Mr. Herring and his twin brother, Paul, work together as high-end art dealers, and are known for their discretion. According to a charming 1994 profile in the New York Times, they have one of the finest collections of drawings in the world. In Mr. Shafrazi’s view, the Herrings set themselves apart by doing things the old-fashioned way.
“They are different from every other dealer in the world,” he said. “Because where everyone is going towards computers and BlackBerries, every kind of possible thing, 40 galleries around the world like you-I-won’t-mention-who—they have their own mailing list.”
Mr. Herring and Mr. Shafrazi smiled. They resembled nothing so much as a pair of parrots, perched cheerfully on a tree as a nearby building burns.
“You know those 3 x 5 cards you used as a child?” he said. “We still use them.”
“They have a box, a wooden box, about this big,” Mr. Shafrazi went on.
“A shoebox!” Mr. Herring said.
“And they put 11 cards in there,” Mr. Shafrazi said, pausing for effect. “And those are the clients. But those clients—” He turned to Mr. Herring for permission to continue. “Can I say the number or I can’t say it?” he asked.

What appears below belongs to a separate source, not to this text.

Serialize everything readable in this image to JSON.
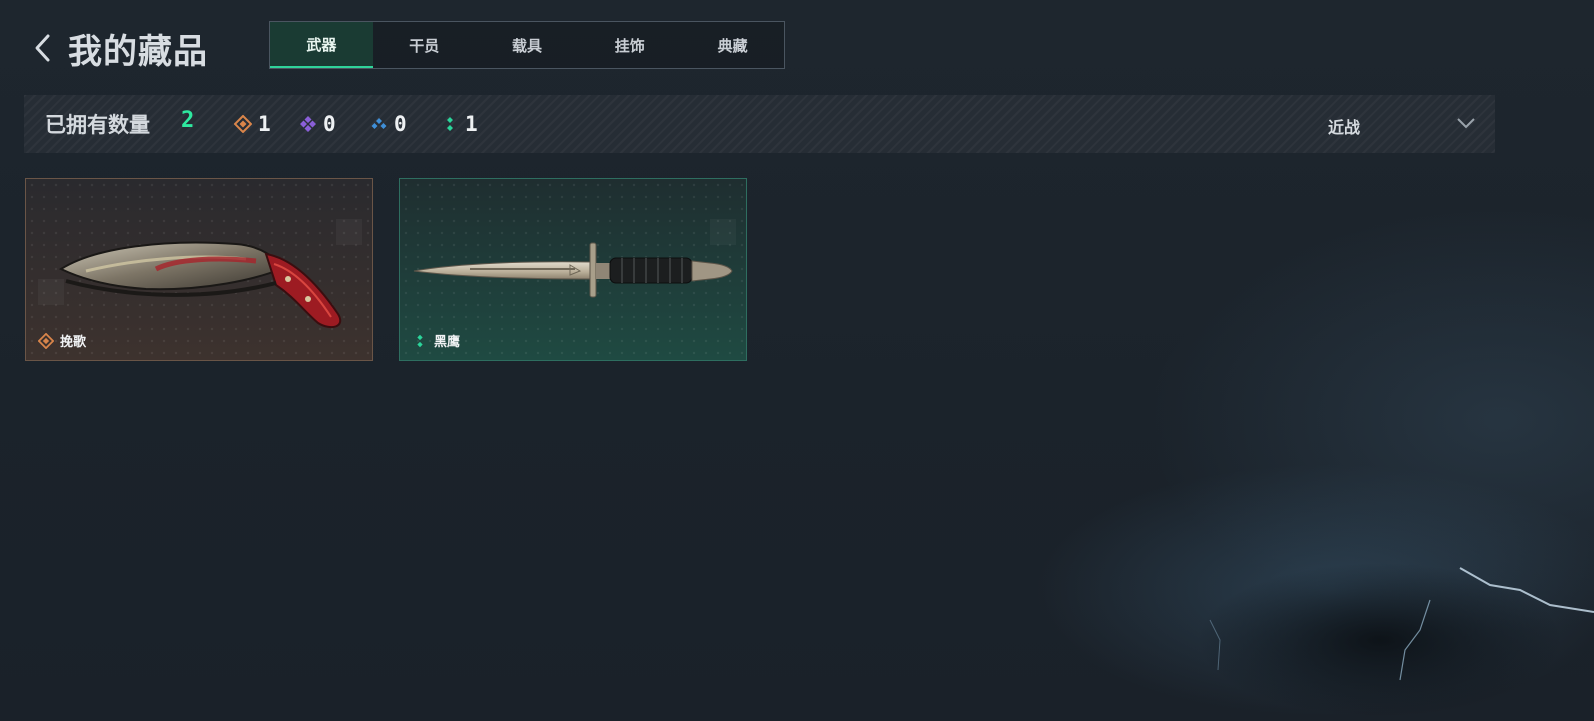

It turned out Mr. Herring didn’t mind discussing it. “These are 40-, 80-, 100-million-dollar people,” he said. “They have supported my lifestyle!”
According to Mr. Shafrazi, that lifestyle is on full display in the Herrings’ library, which he said is full of “hundreds and hundreds of great drawings, ” running from 1500 to 1950.
Mr. Shafrazi thought out loud about the library and made admiring faces.
“What if we do a show one day?” he said. “Just for me! I’ll put a little couch in there and I’d just enjoy them.”
Then he turned serious, and started talking about how such a show might actually work.
“You’d have to move the library in there too, because the library is really what kills—that’d be a great show, actually,” he said. Then: “Listen, I have an idea. I just had a brilliant idea. I mean, if money was not an object, like in a fantasy world: We could do a show but re-create the room with the furniture. We’d rebuild it with the same proportion and then have the drawings.”
He smiled broadly. “What a great thing that would be.”
A reporter interrupted to ask the gallerist what he thought of the auction. “It was a minor sale,” Mr. Shafrazi said. “Not a good sale at all. There were very few good things there. Whatever was good did very well.”